Here Am I; Send Me
I had timed my drive perfectly. I live 45 minutes away from our beautiful, if rather small, chapel in Kanagawa, Japan. I have lived here for a year and a half and I am still a bit terrified to drive—the roads are narrow, the traffic is unavoidable, and the cyclists and pedestrians are abundant. I was eager to attend a special meeting with prominent female leaders in our church and headed out with confidence.
I got a phone call just a few minutes into my drive—a sister from my congregation wanted a ride, and the 10-minute detour to pick her up turned into another 20 minutes as her mother needed a ride to work. I chauffeured and strained to stay relaxed as we arrived at the church to an event that was now half over.
As I found my seat, I heard the last minute or two of Sharon Eubank’s powerful testimony. “As soon as I wake up in the morning,” she said, “I tell the Lord, ‘Here am I. Send me.’” I felt a physical change as the truth of her words radiated through me. It was warmth and clarity, motivation and purpose.

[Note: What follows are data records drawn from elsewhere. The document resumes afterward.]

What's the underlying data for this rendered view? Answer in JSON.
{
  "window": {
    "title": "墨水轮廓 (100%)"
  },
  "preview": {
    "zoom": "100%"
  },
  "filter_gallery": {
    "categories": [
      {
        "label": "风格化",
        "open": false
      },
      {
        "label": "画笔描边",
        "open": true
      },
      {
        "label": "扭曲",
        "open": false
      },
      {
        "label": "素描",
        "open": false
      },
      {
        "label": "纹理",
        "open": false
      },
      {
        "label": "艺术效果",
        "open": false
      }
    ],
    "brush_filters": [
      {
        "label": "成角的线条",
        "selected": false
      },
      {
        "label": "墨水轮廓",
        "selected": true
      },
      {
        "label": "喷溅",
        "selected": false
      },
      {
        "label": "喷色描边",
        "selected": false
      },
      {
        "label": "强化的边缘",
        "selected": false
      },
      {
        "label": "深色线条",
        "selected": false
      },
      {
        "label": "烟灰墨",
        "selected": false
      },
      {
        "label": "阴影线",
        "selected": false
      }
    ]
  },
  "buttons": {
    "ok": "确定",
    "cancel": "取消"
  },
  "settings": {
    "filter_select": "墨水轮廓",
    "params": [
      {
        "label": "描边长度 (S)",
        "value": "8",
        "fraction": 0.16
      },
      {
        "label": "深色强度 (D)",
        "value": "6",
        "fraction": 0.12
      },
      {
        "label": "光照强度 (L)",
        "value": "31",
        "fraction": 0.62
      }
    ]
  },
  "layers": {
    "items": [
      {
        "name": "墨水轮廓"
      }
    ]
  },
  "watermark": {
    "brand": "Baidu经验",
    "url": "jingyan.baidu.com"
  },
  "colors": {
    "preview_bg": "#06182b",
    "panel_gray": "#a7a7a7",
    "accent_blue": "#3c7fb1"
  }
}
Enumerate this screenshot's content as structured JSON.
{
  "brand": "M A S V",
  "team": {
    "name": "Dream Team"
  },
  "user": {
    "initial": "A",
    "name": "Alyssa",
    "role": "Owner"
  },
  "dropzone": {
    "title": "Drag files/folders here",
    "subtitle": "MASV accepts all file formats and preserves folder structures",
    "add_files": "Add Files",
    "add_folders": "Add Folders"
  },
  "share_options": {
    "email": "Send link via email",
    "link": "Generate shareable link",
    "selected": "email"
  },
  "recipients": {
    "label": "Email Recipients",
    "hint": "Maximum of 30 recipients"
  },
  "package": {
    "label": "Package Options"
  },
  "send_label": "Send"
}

That idea—that we are here to be God’s hands—to me, this is the essence of charity. It is the pure love of Christ, and it never fails. That isn’t to say that our efforts will always yield the results that we want, but rather that if there are mountains steeper than our love or oceans deeper, what we feel is not charity. I have only skirted around the edges of what it means to feel that love. Shakespeare described something akin to it in his sonnet:
Love is not love,
Which alters when it alteration finds,
Or bends with the remover to remove.
O no! it is an ever-fixed mark
That looks on tempests and is never shaken.
Those glimmers I have felt are high points in my life—I am productive and bright—I feel acutely the blessings I have been given and feel a compulsion to give back. Thus a cycle of giving and joy continue and I wonder how any one could live any other way. According to Dieter F. Uchtdorf, this is the only way to live:
Without charity and compassion we are a mere shadow of who we are meant to be—both as individuals and as a Church. Without charity and compassion, we are neglecting our heritage and endangering our promise as children of God. No matter the outward appearance of our righteousness, if we look the other way when others are suffering, we cannot be justified.
Thinking back to that long drive, I consider it a metaphor for how I would like to live my life—ready to abandon my neat and tidy plan and take the detour that turns into more opportunities to share His goodness, even if I end up a bit worse for wear. I think back to the poem that my four-year-old and I recently memorized by Emily Dickinson:
If I can stop one heart from breaking,
I shall not live in vain:
If I can ease one life the aching,
Or cool one pain,
Or help one fainting robin
Unto his nest again,
I shall not live in vain.
This year, I am striving to search the scriptures and my own heart, to pray to a Father who knows the quiet hearts that hide sorrows my eyes cannot find. And to say with increasing fervor and deepening desire, “Here am I. Send me.”
Marlee Bangerter is from eastern Washington, but happily resides in Japan with her husband and four children. She graduated from Brigham Young University with a Bachelors degree in English and has found many ways to express herself through writing, which included working as a freelance blogger for BabyCenter and crafting witty texts to her sisters. Her hobbies include reading (especially the same books over and over again to her four-year old), exploring a foreign country, and (occasionally) fantasizing about America. You can connect with her on Instagram @marlee.bangerter or on her blog.